Surfers Against Sewage (SAS) campaign manager Dom Ferris caused a stir when he turned up at the NEC easyFairs packaging event in February in a wetsuit and carrying more than 800 plastic bottles found on one UK beach with him to highlight the deepening marine litter crisis.
Ferris, a surfer himself, is a man on a mission: to rid beaches of the almost 2000 marine litter items that, according to the Marine Conservation Society, are found on every kilometre of beach in the UK.
Plastic packaging items such as bottles, drink caps and product wrappers are among the most prevalent items (see chart below).
SAS was founded in 1990 by a group of surfers who were literally sick of getting sick, through repeated ear, nose, throat and gastric infections caused by the filth they came across in the sea. Since the campaign started, water quality has significantly improved in many areas.
Beach litter has always been a key issue; at the time SAS launched, most of the blame was targeted at people directly littering beaches, failing to put litter in bins and wrongly flushing plastic sanitary items down the toilet.
Packaging News caught up with Ferris to see how the campaign has developed – and what Surfers Against Sewage want from the packaging industry.
Why did you join the SAS?
I surf – we all do. It’s an important part of the SAS ethos as we have a personal relationship with the environment we are protecting. I have always been passionate about the outdoors, about the UK’s wild places. Before joining SAS I was an outdoor pursuits instructor and have always included messages on how important it is to protect the environment that gives us so much pleasure.
What are you asking the packaging industry to do?
We are asking them to implement four simple steps. This includes more sophisticated labelling. A lot of money is put into packaging to ensure that it sells the product. But there is a lack of effort at the end of the chain. We are also asking them to take the initiative and begin using packaging to ensure products can be broken down quickly and naturally without putting wildlife at risk. In addition to that, we are asking them to promote recycling and reuse and to support community beach litter initiatives or anti-litter projects.
What types of packaging would you like to see more of?
You had the recent announcement by Nestlé that they will be using 100% recyclable packaging across its entire Easter egg range. On this single action, you have to say well done. More companies should be actively implementing new types of packaging like this. There is too much PET plastic; this is what we mean by harmful packaging. PET plastics take a long time to break down and are harmful to marine life.

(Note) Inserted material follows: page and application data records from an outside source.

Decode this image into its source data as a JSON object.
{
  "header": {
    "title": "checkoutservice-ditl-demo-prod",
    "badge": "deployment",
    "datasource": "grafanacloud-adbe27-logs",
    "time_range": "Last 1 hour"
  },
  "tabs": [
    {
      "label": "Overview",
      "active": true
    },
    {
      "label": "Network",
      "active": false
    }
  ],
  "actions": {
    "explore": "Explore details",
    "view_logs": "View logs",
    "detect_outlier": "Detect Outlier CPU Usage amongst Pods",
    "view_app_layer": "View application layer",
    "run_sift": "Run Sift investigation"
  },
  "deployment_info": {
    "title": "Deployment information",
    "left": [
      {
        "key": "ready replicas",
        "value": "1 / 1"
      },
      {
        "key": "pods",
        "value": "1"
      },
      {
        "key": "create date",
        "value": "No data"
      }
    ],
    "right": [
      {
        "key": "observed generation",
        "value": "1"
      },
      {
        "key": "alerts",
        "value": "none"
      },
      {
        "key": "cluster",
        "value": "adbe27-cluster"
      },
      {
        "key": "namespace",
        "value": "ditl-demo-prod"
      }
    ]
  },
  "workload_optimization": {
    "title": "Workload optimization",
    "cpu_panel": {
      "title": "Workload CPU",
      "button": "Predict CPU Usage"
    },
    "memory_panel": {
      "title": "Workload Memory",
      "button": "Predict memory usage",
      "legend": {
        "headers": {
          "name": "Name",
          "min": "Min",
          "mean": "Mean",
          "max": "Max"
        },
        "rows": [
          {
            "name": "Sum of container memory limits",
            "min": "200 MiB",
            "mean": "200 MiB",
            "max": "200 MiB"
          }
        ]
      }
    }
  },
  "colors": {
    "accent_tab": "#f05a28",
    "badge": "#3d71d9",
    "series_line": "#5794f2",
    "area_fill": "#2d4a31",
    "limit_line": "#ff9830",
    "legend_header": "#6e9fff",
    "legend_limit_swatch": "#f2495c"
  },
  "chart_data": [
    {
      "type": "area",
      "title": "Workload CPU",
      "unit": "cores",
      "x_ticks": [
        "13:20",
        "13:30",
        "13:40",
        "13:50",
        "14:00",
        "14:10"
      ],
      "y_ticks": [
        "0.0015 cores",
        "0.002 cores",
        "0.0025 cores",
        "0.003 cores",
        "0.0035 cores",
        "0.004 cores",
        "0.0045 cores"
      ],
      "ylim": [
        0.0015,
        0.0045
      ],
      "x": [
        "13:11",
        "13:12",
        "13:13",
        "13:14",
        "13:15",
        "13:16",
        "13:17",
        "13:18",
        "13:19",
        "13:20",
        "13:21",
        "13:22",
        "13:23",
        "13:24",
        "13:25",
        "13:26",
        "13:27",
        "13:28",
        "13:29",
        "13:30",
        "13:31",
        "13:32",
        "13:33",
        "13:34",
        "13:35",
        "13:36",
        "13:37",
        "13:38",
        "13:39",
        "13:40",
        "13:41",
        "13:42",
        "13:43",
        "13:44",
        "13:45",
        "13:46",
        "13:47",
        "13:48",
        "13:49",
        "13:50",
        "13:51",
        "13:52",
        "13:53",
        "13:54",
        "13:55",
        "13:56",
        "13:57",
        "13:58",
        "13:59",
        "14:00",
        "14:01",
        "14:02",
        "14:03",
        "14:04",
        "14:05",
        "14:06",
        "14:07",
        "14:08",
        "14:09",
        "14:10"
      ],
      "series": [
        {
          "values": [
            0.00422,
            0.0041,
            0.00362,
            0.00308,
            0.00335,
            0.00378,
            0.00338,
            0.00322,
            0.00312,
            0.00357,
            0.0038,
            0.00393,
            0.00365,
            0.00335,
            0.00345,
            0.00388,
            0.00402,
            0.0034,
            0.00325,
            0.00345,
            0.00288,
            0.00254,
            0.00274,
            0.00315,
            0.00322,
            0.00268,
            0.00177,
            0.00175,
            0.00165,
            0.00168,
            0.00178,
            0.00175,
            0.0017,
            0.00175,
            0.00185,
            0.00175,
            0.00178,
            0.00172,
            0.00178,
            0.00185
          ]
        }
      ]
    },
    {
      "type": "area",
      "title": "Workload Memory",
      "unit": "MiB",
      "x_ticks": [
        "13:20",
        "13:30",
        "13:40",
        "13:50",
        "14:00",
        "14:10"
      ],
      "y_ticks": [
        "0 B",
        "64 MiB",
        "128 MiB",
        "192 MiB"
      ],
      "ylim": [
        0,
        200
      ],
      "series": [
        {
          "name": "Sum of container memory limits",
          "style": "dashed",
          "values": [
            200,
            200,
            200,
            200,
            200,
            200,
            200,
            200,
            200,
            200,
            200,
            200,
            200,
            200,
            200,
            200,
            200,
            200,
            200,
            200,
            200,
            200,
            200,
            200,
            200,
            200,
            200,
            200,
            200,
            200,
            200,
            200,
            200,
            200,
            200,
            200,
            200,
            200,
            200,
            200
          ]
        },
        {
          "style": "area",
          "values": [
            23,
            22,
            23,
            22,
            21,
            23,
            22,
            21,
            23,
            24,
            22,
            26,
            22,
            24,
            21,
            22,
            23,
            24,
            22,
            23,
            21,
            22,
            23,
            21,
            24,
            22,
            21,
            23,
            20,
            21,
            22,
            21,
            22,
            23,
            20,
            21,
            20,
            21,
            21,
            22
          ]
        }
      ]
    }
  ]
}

Why should manufacturers take the blame on behalf of the littering public?
We are not interested in playing a blame game. We are more interested in making sure we stop marine litter because it is on the increase. Everyone has a part to play, from the consumer to the packaging company to the council. Everyone has to do more. So often you start blaming people and then their ears close. We are asking for companies’ help and when they can, when making decisions, they should think about themselves or their children on the beach or in the sea. We are not going to take sides; we are looking for active sustainable solutions.
What about the behaviour of people who litter? Can they change?
It is not just consumers. We do realise that consumers who drop litter have the primary responsibility for dropping the litter. However, the companies whose packaging is on the beach have identifiable properties. Companies like Coca-Cola, for instance, have bottles that live on the beach – that gives them a bad name.
Has your campaign had any impact on brands at all? Our Return To Offender campaign challenges companies whose litter is found on UK beaches to step up the anti-littering message on their products, among other things. We ask people to visit our website and send a ready-made letter to the producer of the litter they find on the beach. We have sent 320 items back to Coca- Cola and parts of their sustainability policies have been influenced by our campaign.
Which brands have you been working with recently on your campaign?
We are working with Haribo on our Return to Offender campaign. We sent them a letter after identifying litter on beaches. Haribo told us that they are in the process of improving the anti-litter messages on their packaging and website and will continue working with us and other environmental organisations, to help make a difference in tackling the problem of litter. Working together we have got them to make the anti-litter man that features on most of their packs more noticeable to their target group.
What’s the next step for in your campaign against marine litter?
We are asking everyone to take the problem of marine litter seriously. We are not appropriating blame. We have plans to get bigger and better each year. From 2006, we have picked up 2,000 items of litter and returned them to the offender. Identifiable pieces of packaging such as Walkers packets have been taken back to the producer. Sometimes we have got negative responses from the people we send the letter to. But the negative responses do not deter us from our aims.
What would be your vision of a UK beach in 50 years time?
We hope to see the line on the marine litter chart go downwards instead of up and to see our beaches clean. Most of all, we would like to see no plastic on them and no litter.